Reach out to the community (-ies). Not every event, activity or art installation needs to appeal to everyone, but the needs of everyone in the community must be addressed through placemaking. Think about the needs of the youngest and the oldest members of your community. Draw upon the art, culture, food, experiences, and expertise of all of your residents. Rob Sewell discussed how the LGBTQ+ community has played an active role in advancing placemaking and how “communities of circumstance” such as cancer survivors, pet lovers, book lovers, etc. have contributed to activities in Collingswood.
How do we utilize our transit-friendly downtowns for placemaking?
It’s a [fill in the blank]. Amy Garcia Phillips shared all the many ways that Rahway has used its station plaza… a meeting place, a stage, a yoga studio, a dance hall, a farmers’ market, an art gallery, a place for story time… the sky’s the limit!
It’s also a sign. In addition to serving as gathering places, transit stations see lots of foot traffic and can be used to communicate information about ongoing projects to those who pass through each day.
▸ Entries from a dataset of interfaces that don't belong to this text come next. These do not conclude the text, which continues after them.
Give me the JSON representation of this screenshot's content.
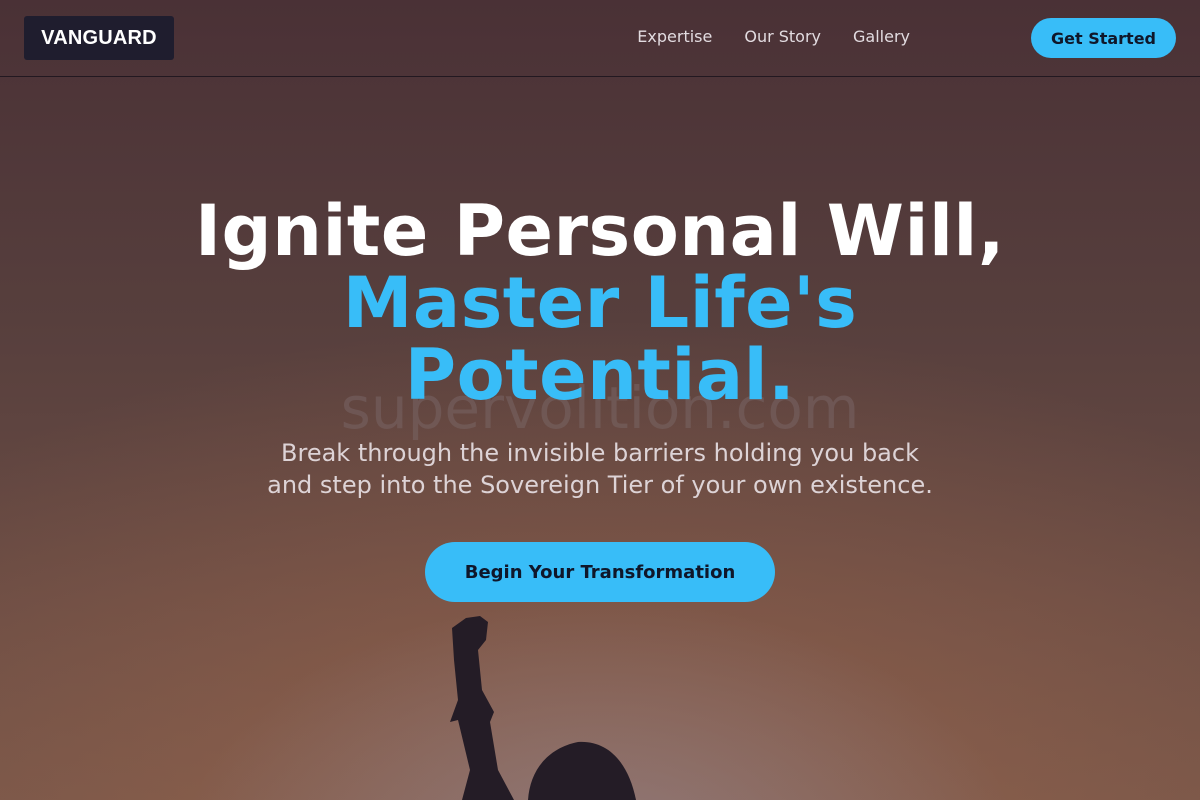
{
  "brand": {
    "logo": "VANGUARD"
  },
  "nav": {
    "links": [
      "Expertise",
      "Our Story",
      "Gallery"
    ],
    "cta": "Get Started"
  },
  "hero": {
    "headline_line1": "Ignite Personal Will,",
    "headline_accent_line1": "Master Life's",
    "headline_accent_line2": "Potential.",
    "watermark": "supervolition.com",
    "subtitle": "Break through the invisible barriers holding you back and step into the Sovereign Tier of your own existence.",
    "cta": "Begin Your Transformation"
  },
  "colors": {
    "accent": "#38bdf8",
    "logo_bg": "#1f1d2e",
    "headline": "#ffffff"
  }
}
According to Amy Garcia Phillips, this strategy can be more effective than traditional means of communication such as newsletters.
Art + Infrastructure. Placemaking is an opportunity to look at deeper issues in downtowns and in transit hubs. Though many projects focus on art installation, Lillian Cho suggests first identifying infrastructure that needs attention and connecting those needs with art to improve the physical environment at transit stations.
Stations as places. Christine Blanco of NJ TRANSIT’s Transit Art program reminded the audience that the station or stop can be an essential part of the making of a place. For example, artists and community members can work together to produce art that captures the beauty and history of a community and make this art part of the transit center.
We Are All Placemakers
Inspired and invigorated by the discussion, the panel charged participants to think about how they might use the ideas shared to jumpstart placemaking in their own communities. Participants were asked to commit to taking action and to think about their next step as “I will….” From brainstorming ideas to locating resources, from engaging with less heard from groups to saying “yes” to requests, each participant considered, and committed to, taking the next step toward transforming spaces into places in their communities.
Need some help to get started?
Check out these placemaking resources to advance work in your TRANSIT-FRIENDLY DOWNTOWN.
Creating Public Spaces for Transit-Oriented Communities
Four Communities Share Key Lessons Learned from Creative Placemaking on Vacant Properties
Transformation Strategies Yield Results for Downtown Metuchen
NJ TRANSIT. Transit Arts